And so both industries try to market on the cheap. Thank Good for social networking sites like Facebook, Twitter and MySpace, right? Yeah, right. Both industries struggle getting comfortable with social networking tools, though I think this will change real fast -- it has to.

I was speaking to members of one of the bands yesterday at the airport -- they were on their way home to Montreal, me to Chicago. They had played at a rock "festival" the weekend before and I was curious how many people attended. I knew this wasn't the equivalent of Woodstock, but I wanted to know how many people would attend a "festival" of this kind of music. They estimated 400 people.

I was a bit stunned. I had imagined that today, in the era of the Internet, it would easier to get the word out about an event, easier to sell CDs across borders, easier to reach your audience.

Sadly, I had overlooked the new challenges these musicians were facing -- just as we in the media business are facing. The introduction of web publishing and smartphones and iPads hjas created great new opportunities for the media world (and the music business) but we all know that it hasn't solved our problems, in some cases it has even made things harder.

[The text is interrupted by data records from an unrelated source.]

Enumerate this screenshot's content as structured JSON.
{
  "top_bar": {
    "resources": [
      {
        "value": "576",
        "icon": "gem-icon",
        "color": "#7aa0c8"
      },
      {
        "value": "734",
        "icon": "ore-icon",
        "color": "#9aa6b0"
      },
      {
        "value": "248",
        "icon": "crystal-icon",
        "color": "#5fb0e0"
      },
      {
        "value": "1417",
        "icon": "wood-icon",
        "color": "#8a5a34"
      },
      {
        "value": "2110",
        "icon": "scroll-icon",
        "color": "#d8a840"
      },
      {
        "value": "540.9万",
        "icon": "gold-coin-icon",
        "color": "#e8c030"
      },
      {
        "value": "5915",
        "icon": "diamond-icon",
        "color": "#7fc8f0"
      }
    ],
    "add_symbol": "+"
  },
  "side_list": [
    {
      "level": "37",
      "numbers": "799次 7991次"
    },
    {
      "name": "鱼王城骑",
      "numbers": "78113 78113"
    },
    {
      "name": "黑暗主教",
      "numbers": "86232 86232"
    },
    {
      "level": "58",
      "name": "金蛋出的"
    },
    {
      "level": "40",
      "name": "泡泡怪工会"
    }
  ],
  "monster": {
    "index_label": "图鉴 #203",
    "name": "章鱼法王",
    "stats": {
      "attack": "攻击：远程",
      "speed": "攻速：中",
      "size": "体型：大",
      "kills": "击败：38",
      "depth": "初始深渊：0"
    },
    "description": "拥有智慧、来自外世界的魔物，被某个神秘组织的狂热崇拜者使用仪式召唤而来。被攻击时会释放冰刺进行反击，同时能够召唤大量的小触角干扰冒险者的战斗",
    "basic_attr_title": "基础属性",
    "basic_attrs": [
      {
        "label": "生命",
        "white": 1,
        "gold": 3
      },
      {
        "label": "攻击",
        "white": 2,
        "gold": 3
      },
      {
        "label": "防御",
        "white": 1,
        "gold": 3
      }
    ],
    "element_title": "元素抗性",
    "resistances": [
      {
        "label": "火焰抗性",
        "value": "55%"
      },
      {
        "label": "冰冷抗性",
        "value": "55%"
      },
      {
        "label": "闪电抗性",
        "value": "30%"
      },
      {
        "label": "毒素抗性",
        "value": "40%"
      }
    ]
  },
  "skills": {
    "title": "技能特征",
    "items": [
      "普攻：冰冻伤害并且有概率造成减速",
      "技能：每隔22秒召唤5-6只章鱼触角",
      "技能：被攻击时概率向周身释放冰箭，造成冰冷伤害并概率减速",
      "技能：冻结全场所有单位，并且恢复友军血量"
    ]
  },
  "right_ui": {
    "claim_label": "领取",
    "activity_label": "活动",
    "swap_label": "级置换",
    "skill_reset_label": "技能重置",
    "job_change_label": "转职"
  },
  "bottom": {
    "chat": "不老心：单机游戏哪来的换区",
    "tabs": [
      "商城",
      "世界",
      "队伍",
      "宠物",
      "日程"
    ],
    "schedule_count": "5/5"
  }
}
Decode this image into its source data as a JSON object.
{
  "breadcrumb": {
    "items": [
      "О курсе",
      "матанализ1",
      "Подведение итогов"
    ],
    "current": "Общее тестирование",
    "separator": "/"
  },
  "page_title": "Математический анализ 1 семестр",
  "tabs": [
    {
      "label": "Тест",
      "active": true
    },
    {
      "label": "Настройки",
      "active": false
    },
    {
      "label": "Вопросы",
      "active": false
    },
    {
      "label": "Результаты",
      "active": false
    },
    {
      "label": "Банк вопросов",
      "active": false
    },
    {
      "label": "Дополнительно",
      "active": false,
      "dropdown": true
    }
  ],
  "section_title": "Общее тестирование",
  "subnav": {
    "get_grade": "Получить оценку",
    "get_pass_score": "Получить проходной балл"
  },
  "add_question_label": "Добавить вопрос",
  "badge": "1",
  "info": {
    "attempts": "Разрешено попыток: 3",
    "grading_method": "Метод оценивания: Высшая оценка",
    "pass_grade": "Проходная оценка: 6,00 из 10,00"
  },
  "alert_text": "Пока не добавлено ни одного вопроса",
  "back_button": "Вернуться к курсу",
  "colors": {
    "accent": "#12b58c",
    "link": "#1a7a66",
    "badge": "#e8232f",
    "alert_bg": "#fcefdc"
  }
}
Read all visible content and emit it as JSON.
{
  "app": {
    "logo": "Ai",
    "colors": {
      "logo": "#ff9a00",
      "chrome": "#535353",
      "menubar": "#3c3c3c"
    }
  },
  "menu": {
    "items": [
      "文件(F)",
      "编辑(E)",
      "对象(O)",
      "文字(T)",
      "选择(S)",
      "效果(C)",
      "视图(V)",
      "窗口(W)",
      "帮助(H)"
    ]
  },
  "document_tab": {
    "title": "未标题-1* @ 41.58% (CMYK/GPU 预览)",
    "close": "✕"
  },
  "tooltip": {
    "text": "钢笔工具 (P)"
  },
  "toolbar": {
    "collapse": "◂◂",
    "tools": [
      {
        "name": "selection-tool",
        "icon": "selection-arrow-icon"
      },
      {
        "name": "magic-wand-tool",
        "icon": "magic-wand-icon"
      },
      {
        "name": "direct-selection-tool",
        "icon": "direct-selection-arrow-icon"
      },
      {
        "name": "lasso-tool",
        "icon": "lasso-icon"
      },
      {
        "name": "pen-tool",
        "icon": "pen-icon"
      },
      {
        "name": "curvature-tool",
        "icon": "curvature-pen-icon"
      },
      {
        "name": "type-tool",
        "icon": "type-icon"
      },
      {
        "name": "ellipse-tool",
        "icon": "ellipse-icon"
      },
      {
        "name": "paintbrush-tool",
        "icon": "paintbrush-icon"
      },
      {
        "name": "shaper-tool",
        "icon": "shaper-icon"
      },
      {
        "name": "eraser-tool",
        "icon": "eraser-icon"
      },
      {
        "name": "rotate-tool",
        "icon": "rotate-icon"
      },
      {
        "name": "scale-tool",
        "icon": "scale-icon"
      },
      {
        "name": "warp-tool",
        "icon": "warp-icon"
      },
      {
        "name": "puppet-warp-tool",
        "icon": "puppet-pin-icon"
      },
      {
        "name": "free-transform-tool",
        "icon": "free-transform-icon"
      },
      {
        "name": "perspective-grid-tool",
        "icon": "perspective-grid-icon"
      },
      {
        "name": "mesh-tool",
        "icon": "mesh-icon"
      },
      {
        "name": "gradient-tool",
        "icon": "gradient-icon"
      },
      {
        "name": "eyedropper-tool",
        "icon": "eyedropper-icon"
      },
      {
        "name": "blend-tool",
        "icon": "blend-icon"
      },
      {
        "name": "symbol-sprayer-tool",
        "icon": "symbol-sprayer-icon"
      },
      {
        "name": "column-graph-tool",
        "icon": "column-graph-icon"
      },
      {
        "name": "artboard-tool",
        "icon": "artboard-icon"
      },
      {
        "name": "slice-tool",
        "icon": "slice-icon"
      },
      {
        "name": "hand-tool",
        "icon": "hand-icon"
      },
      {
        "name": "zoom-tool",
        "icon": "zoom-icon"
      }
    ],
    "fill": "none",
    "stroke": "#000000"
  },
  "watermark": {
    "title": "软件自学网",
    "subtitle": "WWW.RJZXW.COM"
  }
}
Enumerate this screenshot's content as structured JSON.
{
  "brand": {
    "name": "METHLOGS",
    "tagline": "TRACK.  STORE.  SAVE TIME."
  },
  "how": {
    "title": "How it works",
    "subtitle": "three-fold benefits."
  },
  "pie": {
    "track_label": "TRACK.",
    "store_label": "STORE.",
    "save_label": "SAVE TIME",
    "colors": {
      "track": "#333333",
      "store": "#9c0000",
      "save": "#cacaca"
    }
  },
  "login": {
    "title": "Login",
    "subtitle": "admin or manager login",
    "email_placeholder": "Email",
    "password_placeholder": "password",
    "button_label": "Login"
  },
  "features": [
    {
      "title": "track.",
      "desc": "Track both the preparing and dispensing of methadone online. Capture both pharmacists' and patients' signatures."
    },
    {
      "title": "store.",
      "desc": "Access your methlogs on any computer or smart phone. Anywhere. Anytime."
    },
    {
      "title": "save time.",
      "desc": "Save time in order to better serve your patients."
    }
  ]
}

Nonetheless, this weekend was a good reminder that the best artists (and journalists, and media executives) will continue on because they simply love what they do, and they know their audiences need them to continue. It was a wonderful weekend, filled with great music, camaraderie, and adventure -- but it was a bit depressing, as well. Much like the media business.

Ya gotta love the honesty

How did I miss this one?

Back on the 21st Engadget reported that Nokia's Anssi Vanjoki had this to say: mobile manufacturers who go the Android route are doing no better than Finnish boys who "pee in their pants" for warmth in the winter. (or something to that effect, this wasn't a direct quote, it was in Finnish after all.)

Gotta love it. And there is a lot of truth there, but it won't stop many cell phone manufacturers from ... you know ... doing just that.